A.M. Austbo: As I said, most of my work is based on information from other NGOs. But my impression is that many government officials are truly concerned about the situation in Chechnya, but that they are torn between this concern and domestic political pressures to reduce the level of asylum seekers in their countries and to maintain good relations with Russian authorities. I get the impression that they are sometimes worried that they have a more liberal policy than other countries because they fear that this will attract a higher number of asylum seekers to their country. I also sometimes feel that there is a lack of understanding of the very complex situation in Chechnya, and the fear that people there are living with. For example, if someone has been tortured and can prove it, that person might get asylum, while his neighbor who may be in the exact same situation, but has not yet been tortured, may be denied any kind of protection.

CAN: In your report, you rightly point out that the treatment of Chechen asylum-seekers differs so much between European countries that getting asylum is like a lottery. Obviously, the best solution to this problem would be common European standards, possibly agreed on at EU level. Has there ever been an effort to establish such standards? Will the EU's current political crisis push this issue into the background?

A.M. Austbo: A process aiming at harmonizing European asylum policies has been going on for several years, but is far from being the reality on the ground. I am not really in a position to predict the consequences of the current crisis in the EU. What I think is important is that states recognize that the preconditions for the Dublin Regulations (ed.: EU-wide regulation that prevents refugees from claiming asylum in more than one European country, based on the assumption that asylum systems in all countries are equally fair and open) are currently not in place, and accept the consequences of that.
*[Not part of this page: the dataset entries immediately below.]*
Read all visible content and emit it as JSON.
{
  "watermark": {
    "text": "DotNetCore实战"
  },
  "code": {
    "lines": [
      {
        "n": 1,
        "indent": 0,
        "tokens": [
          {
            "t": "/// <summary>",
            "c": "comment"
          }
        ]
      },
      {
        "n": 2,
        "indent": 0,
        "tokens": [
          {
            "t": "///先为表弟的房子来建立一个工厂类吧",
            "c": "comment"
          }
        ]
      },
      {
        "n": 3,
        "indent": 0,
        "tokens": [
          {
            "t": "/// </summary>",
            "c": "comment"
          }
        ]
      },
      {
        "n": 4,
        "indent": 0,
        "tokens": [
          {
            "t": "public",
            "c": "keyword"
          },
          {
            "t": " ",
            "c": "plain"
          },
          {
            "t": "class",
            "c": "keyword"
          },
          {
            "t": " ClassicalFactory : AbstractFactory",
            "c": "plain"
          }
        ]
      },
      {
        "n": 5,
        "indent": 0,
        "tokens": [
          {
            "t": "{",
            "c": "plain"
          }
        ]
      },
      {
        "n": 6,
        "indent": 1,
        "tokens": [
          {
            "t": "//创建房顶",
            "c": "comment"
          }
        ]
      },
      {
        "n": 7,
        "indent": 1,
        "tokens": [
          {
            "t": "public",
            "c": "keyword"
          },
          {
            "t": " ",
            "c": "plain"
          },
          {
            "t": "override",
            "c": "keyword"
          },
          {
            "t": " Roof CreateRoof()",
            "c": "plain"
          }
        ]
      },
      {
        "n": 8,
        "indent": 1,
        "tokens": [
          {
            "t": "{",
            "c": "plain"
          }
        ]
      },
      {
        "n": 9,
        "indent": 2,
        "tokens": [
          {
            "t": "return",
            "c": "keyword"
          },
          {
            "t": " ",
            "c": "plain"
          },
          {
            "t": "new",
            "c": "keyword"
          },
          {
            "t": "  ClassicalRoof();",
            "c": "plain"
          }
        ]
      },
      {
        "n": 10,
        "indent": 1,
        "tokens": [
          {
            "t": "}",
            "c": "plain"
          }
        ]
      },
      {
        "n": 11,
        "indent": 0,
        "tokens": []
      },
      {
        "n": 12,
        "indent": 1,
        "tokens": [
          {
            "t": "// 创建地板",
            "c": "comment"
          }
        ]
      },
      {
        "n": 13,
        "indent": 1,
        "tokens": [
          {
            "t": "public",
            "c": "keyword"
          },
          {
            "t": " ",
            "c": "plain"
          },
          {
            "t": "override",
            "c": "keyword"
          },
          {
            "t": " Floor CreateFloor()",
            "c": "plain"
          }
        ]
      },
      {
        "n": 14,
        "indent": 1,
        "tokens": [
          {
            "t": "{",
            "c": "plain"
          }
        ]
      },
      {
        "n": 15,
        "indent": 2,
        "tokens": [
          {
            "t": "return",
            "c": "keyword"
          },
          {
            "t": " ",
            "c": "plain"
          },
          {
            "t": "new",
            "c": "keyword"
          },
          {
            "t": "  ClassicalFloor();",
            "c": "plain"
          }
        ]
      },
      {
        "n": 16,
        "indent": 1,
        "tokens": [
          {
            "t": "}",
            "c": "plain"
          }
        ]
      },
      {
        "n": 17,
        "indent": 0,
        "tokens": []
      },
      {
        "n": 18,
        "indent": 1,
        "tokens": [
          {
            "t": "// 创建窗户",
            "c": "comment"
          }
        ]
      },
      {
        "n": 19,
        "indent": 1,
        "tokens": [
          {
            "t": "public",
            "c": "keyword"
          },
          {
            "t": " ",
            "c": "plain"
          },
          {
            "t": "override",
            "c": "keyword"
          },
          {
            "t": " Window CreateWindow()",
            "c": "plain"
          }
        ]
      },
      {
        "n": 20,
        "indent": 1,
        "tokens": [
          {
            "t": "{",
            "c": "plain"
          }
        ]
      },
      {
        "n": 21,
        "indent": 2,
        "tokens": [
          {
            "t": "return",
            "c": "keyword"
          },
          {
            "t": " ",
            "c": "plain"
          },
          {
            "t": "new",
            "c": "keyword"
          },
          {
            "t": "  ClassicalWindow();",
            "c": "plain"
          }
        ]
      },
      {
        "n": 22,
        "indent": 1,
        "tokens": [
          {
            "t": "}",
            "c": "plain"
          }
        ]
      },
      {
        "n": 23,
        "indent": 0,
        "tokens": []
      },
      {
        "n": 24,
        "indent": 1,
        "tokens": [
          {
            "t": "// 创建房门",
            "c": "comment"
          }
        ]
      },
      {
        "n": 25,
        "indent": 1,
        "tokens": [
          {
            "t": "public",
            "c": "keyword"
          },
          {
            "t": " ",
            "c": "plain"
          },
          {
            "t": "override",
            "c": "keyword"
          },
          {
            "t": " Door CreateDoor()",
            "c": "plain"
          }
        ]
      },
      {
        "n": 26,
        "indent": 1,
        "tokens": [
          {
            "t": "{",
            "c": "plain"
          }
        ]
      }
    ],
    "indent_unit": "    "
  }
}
Individuals in need of protection should not have to pay the price for an imperfect system.

CAN: What about Europe's citizens? How are they reacting to this new, growing group of refugees living among them?

A.M. Austbo: We did not focus on this in our study, and I think that it is very difficult to generalize about these things. I would guess that it differs from country to country. From my own experience in Norway, I can say that people generally have quite a lot of sympathy for Chechens.

CAN: Recently, two young Chechen men, living in France and the Netherlands and belonging to a militant Islamic network, were arrested in connection with the murder last year of Dutch film-maker Theo van Gogh. Do you think this incident will have an impact on policies and attitudes vis a vis Chechen refugees?

A.M. Austbo: Yes, I think that this may heighten concerns among government officials that there may be persons responsible for serious crimes or with connections to militant networks among Chechens who are applying for asylum in Europe.

CAN: Finally, what would you tell our readers if they want to get involved?

A.M. Austbo: There are many non-governmental organizations (NGOs) in European countries that are assisting Chechen asylum-seekers and refugees in different ways. Many of these rely on volunteers in their work. Take a look at ECRE's website (www.ecre.org) to find information about these organizations. You can contact an organization in the country where you live and offer your assistance. There are many ways to help!

Humanitarian crisis in Chechnya:

Hunger, desperate poverty, people living in bombed-out ruins and squalid camps, landmines causing daily casualties, widespread health problems and a whole generation growing up without adequate schooling...
How you can help!

Image Gallery
Photography and Art
Subscribe to CAN
To receive weekly email updates, news, etc., please enter your email address.

© Copyright 2004, Zachary Hutchinson
Contact Webmaster